Technically, the approval of ENACOM and the Committee to Defend Competition still lies ahead. Telefónica and Carlos Slim’s Claro, Telecom competitors, will try to convince regulators and legislators that the merger is a bad idea. But the Government is convinced otherwise. No decision is expected before the October 2017 mid-term elections, as the issue is politically toxic. But in case anyone has any doubts of where Macri stands, the Government has recently announced that the Ministry of Communications is being absorbed by the massive (and ineffectual) Ministry of Modernization. The move makes sense: no need to provide institutional hierarchy or money to independent regulators or specialized agencies for this kind of media and telecom policy.
What’s Next for Clarín? OTTs Beware.

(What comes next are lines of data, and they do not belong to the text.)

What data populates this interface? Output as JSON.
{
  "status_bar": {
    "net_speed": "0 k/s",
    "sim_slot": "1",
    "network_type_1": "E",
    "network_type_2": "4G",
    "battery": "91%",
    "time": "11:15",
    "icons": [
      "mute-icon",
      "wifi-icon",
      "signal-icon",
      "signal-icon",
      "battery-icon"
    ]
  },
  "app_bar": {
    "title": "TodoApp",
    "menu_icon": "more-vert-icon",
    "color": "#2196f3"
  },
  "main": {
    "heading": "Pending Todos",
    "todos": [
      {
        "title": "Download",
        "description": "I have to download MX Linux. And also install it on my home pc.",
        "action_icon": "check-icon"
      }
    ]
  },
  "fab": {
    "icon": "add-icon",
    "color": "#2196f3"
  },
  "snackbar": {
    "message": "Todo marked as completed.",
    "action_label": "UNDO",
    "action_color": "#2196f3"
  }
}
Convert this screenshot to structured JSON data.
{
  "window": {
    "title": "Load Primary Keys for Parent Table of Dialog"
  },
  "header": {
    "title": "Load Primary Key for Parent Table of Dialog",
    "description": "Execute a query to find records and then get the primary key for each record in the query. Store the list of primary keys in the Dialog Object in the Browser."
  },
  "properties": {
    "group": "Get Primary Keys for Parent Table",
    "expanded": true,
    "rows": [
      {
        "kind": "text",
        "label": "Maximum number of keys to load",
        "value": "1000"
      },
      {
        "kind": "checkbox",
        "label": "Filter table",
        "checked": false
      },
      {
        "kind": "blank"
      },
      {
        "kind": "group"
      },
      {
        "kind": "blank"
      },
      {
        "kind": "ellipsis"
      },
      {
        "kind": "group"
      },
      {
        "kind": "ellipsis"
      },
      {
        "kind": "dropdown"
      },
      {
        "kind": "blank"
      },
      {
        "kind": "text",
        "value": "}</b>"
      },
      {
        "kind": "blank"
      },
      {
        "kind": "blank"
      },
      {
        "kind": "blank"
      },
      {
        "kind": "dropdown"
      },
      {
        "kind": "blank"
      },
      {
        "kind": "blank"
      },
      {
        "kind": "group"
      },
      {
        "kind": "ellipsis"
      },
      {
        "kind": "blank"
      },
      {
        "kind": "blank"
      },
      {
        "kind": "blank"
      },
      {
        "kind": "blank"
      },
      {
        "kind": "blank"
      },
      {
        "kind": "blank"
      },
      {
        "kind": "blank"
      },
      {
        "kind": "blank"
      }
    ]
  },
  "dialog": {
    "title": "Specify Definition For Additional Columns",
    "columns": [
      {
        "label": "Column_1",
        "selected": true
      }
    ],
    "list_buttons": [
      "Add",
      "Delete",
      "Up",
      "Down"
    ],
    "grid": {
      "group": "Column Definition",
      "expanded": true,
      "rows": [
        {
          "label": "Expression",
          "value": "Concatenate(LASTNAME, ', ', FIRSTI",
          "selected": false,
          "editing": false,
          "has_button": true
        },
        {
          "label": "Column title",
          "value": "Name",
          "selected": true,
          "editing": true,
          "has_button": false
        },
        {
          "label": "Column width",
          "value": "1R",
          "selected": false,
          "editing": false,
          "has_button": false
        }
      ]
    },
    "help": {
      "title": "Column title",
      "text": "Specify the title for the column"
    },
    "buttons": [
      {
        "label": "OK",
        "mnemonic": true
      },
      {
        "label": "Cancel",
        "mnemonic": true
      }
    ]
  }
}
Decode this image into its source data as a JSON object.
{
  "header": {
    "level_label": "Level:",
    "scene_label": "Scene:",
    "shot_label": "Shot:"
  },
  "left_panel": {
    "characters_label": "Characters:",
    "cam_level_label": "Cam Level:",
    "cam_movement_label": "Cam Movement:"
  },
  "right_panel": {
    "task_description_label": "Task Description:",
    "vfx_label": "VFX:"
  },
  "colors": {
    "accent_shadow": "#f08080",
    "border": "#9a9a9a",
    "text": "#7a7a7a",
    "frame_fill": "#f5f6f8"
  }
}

As mentioned at the beginning of the this blog post, Clarín is mainly a content producing company. As such, it has been trying to enter the Over-The-Top content market. In 2016, Grupo Clarín launched its own streaming service, Flow. Flow now has only around 300,000 users even though it’s free for Cablevision’s more than three million subscribers. Will OTT companies be able to resist Clarín’s advancements into their markets?
Clarín, after all, will now have the fixed and mobile data pipes, the content, and the President’s ear. In what perhaps is just a coincidence, four days after Clarín and Telecom announced their merger, the Argentine tax collection authority revealed a new tax on various OTTs. The reason? “TV channels competing with [OTTs] are paying taxes. Why shouldn’t platforms?”